Perhaps you have an interest in medicine? We are looking to recruit infirmière to support the troops.
In their contonments, on the battlefield and upon the capture of enemy towns, the infantry regiments of Napoleon paraded. At their head marched the musicians and it was these that often impressed the crowds. Each regiment was officially allowed eight musicians, although many Colonels went to considerable expense engaging above and beyond that number. Drums, bassoons, clarinets, trombones, oboes, trumpets and other instruments were used.
The role of an infirmière was to support the surgeon and assistant surgeons on and off the battlefield. Often required to recover the wounded from the field of battle or to do primary care on the field of battle infirmière performed an important role in supporting the army.
Cantinières and vivandières were women who served as official auxiliary personnel to the armies combat units. Their official task was to sell food and drink to the soldiers of their regiment to supplement the always inadequate army rations.

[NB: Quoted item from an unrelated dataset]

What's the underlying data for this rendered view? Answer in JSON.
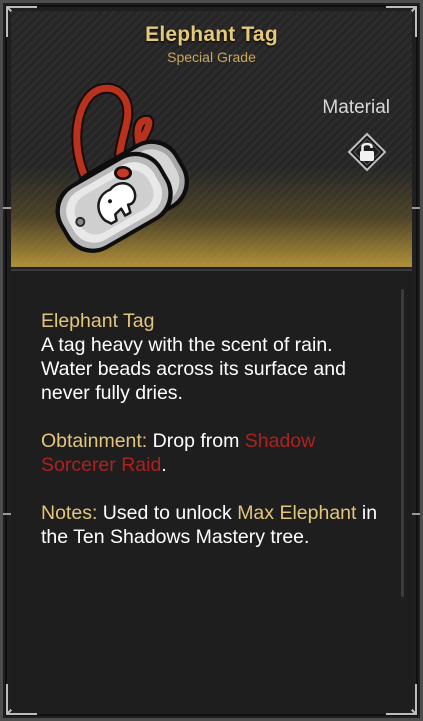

Cantinières and Vivandières had a close tie to their regiments. Regulations required that each Cantinière and Vivandière be the legitimate wife of a soldier in the regiment she served with. This requirement was enforced at times and ignored at others. Cantinières and Vivandières of this period did not wear regimental uniforms, but rather wore civilian clothing with occasional pieces of military clothing picked up on campaign. The real trademark of the Cantinière was the tonnelet, a small brandy barrel slung by a leather strap across the Cantinière's shoulder. Regulations requiring a metal identification plaque to be worn were introduced in 1756, although many independent-minded Cantinières ignored them, simply using their tonnelets as identification. They painted their brandy barrels in bright, patriotic colours and painted their names and unit names on the end or side of the barrels.